(What needs to be done):
Report each line of the entries that contains the word "Connected", copied in full.

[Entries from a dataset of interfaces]
•••
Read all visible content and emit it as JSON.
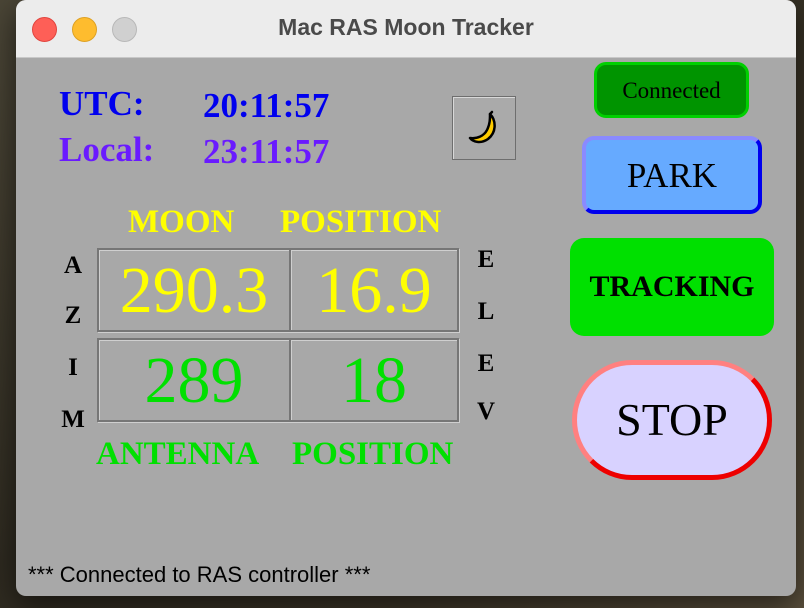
{
  "window": {
    "title": "Mac RAS Moon Tracker"
  },
  "clock": {
    "utc_label": "UTC:",
    "utc_time": "20:11:57",
    "local_label": "Local:",
    "local_time": "23:11:57"
  },
  "moon_button": {
    "icon": "moon-icon"
  },
  "connection": {
    "status": "Connected"
  },
  "controls": {
    "park_label": "PARK",
    "tracking_label": "TRACKING",
    "stop_label": "STOP"
  },
  "moon_position": {
    "title_1": "MOON",
    "title_2": "POSITION",
    "azimuth": "290.3",
    "elevation": "16.9"
  },
  "antenna_position": {
    "title_1": "ANTENNA",
    "title_2": "POSITION",
    "azimuth": "289",
    "elevation": "18"
  },
  "axis_labels": {
    "azim": [
      "A",
      "Z",
      "I",
      "M"
    ],
    "elev": [
      "E",
      "L",
      "E",
      "V"
    ]
  },
  "status_message": "*** Connected to RAS controller ***",
  "colors": {
    "moon": "#ffff00",
    "antenna": "#00e000",
    "utc": "#0000ee",
    "local": "#6a1aff",
    "panel": "#a8a8a8"
  }
}
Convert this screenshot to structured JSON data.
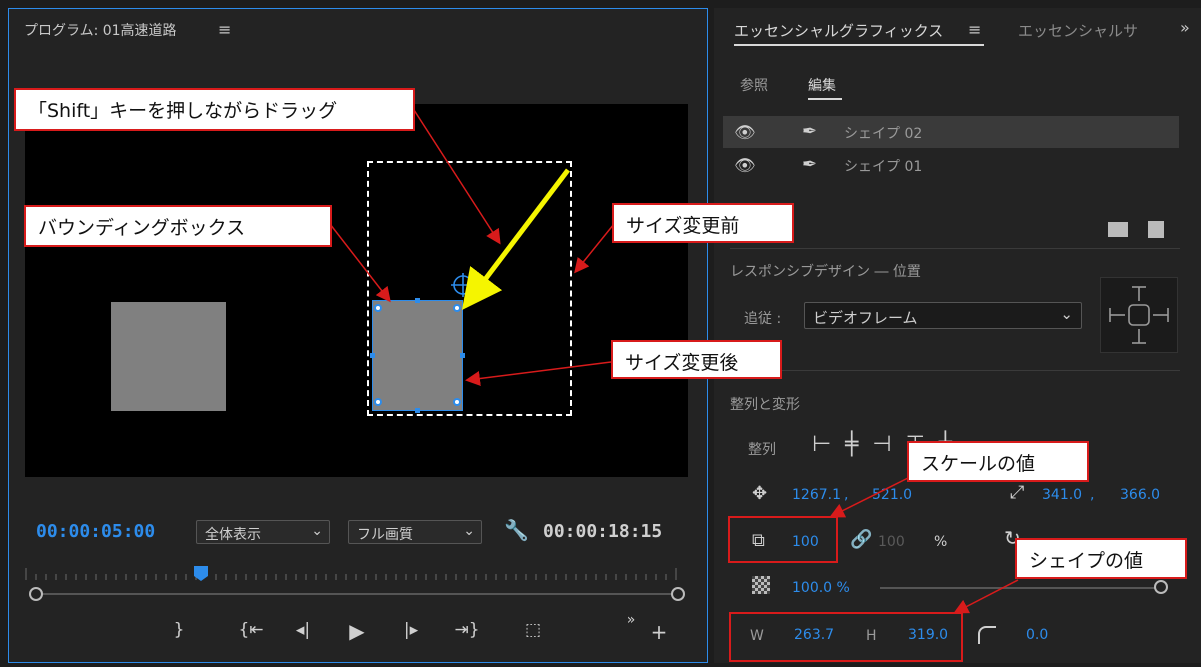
{
  "program": {
    "title": "プログラム: 01高速道路",
    "menu_icon": "hamburger-icon",
    "current_time": "00:00:05:00",
    "zoom_select": "全体表示",
    "quality_select": "フル画質",
    "duration": "00:00:18:15"
  },
  "essential": {
    "tab_active": "エッセンシャルグラフィックス",
    "tab_other": "エッセンシャルサ",
    "subtab_browse": "参照",
    "subtab_edit": "編集",
    "layers": [
      {
        "label": "シェイプ 02"
      },
      {
        "label": "シェイプ 01"
      }
    ],
    "responsive_title": "レスポンシブデザイン ― 位置",
    "follow_label": "追従 :",
    "follow_value": "ビデオフレーム",
    "align_section": "整列と変形",
    "align_label": "整列",
    "position_x": "1267.1",
    "position_comma": ",",
    "position_y": "521.0",
    "anchor_x": "341.0",
    "anchor_comma": ",",
    "anchor_y": "366.0",
    "scale": "100",
    "scale_linked": "100",
    "percent": "%",
    "opacity": "100.0 %",
    "width_label": "W",
    "width_value": "263.7",
    "height_label": "H",
    "height_value": "319.0",
    "corner_value": "0.0"
  },
  "callouts": {
    "shift_drag": "「Shift」キーを押しながらドラッグ",
    "bounding_box": "バウンディングボックス",
    "before_resize": "サイズ変更前",
    "after_resize": "サイズ変更後",
    "scale_value": "スケールの値",
    "shape_value": "シェイプの値"
  },
  "colors": {
    "accent_blue": "#2d8ceb",
    "annotation_red": "#d81b1b",
    "arrow_yellow": "#f5f500",
    "shape_gray": "#808080"
  }
}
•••
(Exercise solution):
    "status": "Connected"
  "status_message": "*** Connected to RAS controller ***",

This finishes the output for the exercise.